To do: The task here is to set down every line of the listing exactly.

******

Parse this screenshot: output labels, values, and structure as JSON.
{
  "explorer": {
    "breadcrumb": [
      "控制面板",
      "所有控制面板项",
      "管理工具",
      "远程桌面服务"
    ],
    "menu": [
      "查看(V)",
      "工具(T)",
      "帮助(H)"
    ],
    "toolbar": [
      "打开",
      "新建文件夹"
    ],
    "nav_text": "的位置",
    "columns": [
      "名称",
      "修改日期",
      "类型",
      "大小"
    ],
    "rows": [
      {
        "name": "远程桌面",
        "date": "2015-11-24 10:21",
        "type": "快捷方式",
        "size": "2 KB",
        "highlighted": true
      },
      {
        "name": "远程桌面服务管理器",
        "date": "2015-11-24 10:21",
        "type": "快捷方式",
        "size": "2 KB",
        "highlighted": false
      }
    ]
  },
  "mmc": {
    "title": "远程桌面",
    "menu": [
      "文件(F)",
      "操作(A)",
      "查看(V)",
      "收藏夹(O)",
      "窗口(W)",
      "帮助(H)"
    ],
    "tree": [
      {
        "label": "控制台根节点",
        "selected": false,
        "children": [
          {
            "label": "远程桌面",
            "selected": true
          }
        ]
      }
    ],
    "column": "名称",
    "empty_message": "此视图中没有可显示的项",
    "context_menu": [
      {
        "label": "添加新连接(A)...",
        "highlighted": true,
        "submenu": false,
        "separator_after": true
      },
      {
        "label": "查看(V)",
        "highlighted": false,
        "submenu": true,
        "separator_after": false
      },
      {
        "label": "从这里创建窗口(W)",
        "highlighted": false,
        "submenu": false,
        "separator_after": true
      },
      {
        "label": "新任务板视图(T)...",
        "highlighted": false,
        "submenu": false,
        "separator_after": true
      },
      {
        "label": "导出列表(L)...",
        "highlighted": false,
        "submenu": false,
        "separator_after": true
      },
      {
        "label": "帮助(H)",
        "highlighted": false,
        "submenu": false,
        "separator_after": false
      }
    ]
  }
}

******

Output below:
Parse this screenshot: output labels, values, and structure as JSON.
{
  "explorer": {
    "breadcrumb": [
      "控制面板",
      "所有控制面板项",
      "管理工具",
      "远程桌面服务"
    ],
    "menu": [
      "查看(V)",
      "工具(T)",
      "帮助(H)"
    ],
    "toolbar": [
      "打开",
      "新建文件夹"
    ],
    "nav_text": "的位置",
    "columns": [
      "名称",
      "修改日期",
      "类型",
      "大小"
    ],
    "rows": [
      {
        "name": "远程桌面",
        "date": "2015-11-24 10:21",
        "type": "快捷方式",
        "size": "2 KB",
        "highlighted": true
      },
      {
        "name": "远程桌面服务管理器",
        "date": "2015-11-24 10:21",
        "type": "快捷方式",
        "size": "2 KB",
        "highlighted": false
      }
    ]
  },
  "mmc": {
    "title": "远程桌面",
    "menu": [
      "文件(F)",
      "操作(A)",
      "查看(V)",
      "收藏夹(O)",
      "窗口(W)",
      "帮助(H)"
    ],
    "tree": [
      {
        "label": "控制台根节点",
        "selected": false,
        "children": [
          {
            "label": "远程桌面",
            "selected": true
          }
        ]
      }
    ],
    "column": "名称",
    "empty_message": "此视图中没有可显示的项",
    "context_menu": [
      {
        "label": "添加新连接(A)...",
        "highlighted": true,
        "submenu": false,
        "separator_after": true
      },
      {
        "label": "查看(V)",
        "highlighted": false,
        "submenu": true,
        "separator_after": false
      },
      {
        "label": "从这里创建窗口(W)",
        "highlighted": false,
        "submenu": false,
        "separator_after": true
      },
      {
        "label": "新任务板视图(T)...",
        "highlighted": false,
        "submenu": false,
        "separator_after": true
      },
      {
        "label": "导出列表(L)...",
        "highlighted": false,
        "submenu": false,
        "separator_after": true
      },
      {
        "label": "帮助(H)",
        "highlighted": false,
        "submenu": false,
        "separator_after": false
      }
    ]
  }
}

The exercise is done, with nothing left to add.